Bloody Poo??

Discussion in 'Emergencies / Diseases / Injuries and Cures' started by Bantam90210, Jun 14, 2011.

  1. Bantam90210

    Bantam90210 Out Of The Brooder

    73
    0
    39
    Jun 5, 2011
    Smithsburg/Waynesboro
    What would cause a Chick to have bloody poo? I just got 4 new Silkie chicks, one is about a week old now an I got her on Saturday and the other three I got from the same lady yesterday that range from (now) 2 days old, 1 week old and 1 month old.. Their all in the same tote so I dont know who's the one it belongs to... their all still in quarantine (thank god) but it doesnt change the fact that I just spent over $30 for these chicks and its possible theres something wrong with them.. The larger Blue Silkie chick who is a month old seems to have an upper respitory thing going on because when I picked her up, her left eye was all gooped up and she couldnt open it.. I let it go for the night just so she could settle in an I went to work, when my husband and I came home, it was still gooped shut. I took a warm washcloth that wasnt completely rung out and sat it on her eye for about a minute and when I took it off there was pussy discharge seeping from between her eyelids, when I wiped it off her eye poped open like there was nothing ever wrong with it! [​IMG]
    other then that, besides needing a bit more weight (im use to really fat chickens), they SEEM fine... [​IMG]
    TIA!!
     
  2. CMV

    CMV Flock Mistress

    6,771
    130
    281
    Apr 15, 2009
    I would return those birds from wherever they came from. I have a zero tolerance policy for respiratory infections. Most are highly contagious, detrimental to overall flock health, and even if a bird survives the initial infection, they are often rendered a carrier for life. Any birds that come in and go out from an infected flock are usually infected/carrying the illness.

    The bloody poop is probably cocci. Easy to treat if caught in time. A quick round of Sulmet or Corid should do the trick.

    Respiratory illness, though... A much more complicated issue that is hotly debated here.

    Good luck with whatever you decide to do.
     
    Last edited: Jun 14, 2011
  3. Bantam90210

    Bantam90210 Out Of The Brooder

    73
    0
    39
    Jun 5, 2011
    Smithsburg/Waynesboro
    Quote:My old boss is a vet and I was suppose to take her down there tomorrow for him to look at her but now that you said thay IDK if its even worth it!
     
  4. CMV

    CMV Flock Mistress

    6,771
    130
    281
    Apr 15, 2009
    I would definitely take her to see him. Unfortunately, he is likely to tell you the same thing I just did. You can treat respiratory ailments, but they are often not completely curable. If he can run some cultures on the bird, you can find out exactly what she is suffering from. Knowing what you are dealing with is key to making any long-term decisions.

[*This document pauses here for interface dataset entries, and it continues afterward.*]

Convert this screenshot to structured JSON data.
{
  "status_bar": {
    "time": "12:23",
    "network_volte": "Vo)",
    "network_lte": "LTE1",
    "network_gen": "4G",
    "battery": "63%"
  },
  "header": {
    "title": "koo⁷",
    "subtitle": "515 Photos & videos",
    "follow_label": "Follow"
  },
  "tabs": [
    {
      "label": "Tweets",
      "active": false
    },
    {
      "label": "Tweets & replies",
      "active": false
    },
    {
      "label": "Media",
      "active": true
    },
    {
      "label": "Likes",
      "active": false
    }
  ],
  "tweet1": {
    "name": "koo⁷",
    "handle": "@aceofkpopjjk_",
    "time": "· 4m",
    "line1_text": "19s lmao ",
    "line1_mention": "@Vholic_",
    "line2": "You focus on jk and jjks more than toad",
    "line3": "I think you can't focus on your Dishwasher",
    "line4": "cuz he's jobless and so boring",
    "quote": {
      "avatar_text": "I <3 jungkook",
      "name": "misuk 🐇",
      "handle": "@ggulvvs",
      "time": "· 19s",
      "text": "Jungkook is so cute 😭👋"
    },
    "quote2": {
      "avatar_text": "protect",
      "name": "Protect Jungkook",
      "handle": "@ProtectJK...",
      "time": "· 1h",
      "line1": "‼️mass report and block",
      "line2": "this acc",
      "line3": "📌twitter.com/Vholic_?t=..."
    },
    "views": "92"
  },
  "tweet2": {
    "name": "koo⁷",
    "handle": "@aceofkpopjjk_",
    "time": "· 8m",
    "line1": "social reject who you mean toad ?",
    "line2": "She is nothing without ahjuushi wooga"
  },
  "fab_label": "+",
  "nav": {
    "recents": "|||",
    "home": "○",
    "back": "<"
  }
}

    In the meantime, keep her under strict quarantine. Change your clothing and shoes in between dealing with the sick bird and any healthy birds you may have. Wash your hands and any equipment that may be used on both groups of birds in between caring for each group. If you can keep her in quarantine, maybe she will be lucky enough to be suffering from a fairly simple respiratory illness that is not one that persists forever.
     
  5. Bantam90210

    Bantam90210 Out Of The Brooder

    73
    0
    39
    Jun 5, 2011
    Smithsburg/Waynesboro
    Quote:She hasnt had a fever yet *knocks on wood*, I feel bad cause all of the chicks have to stay in quarantine too since the woman had all of them in the same crate, Normally if I get new chicks around the same time I keep them in quarantine together but seeing that eye made me keep her in with the 2 day old and the 2 one week olds..
     

BackYard Chickens is proudly sponsored by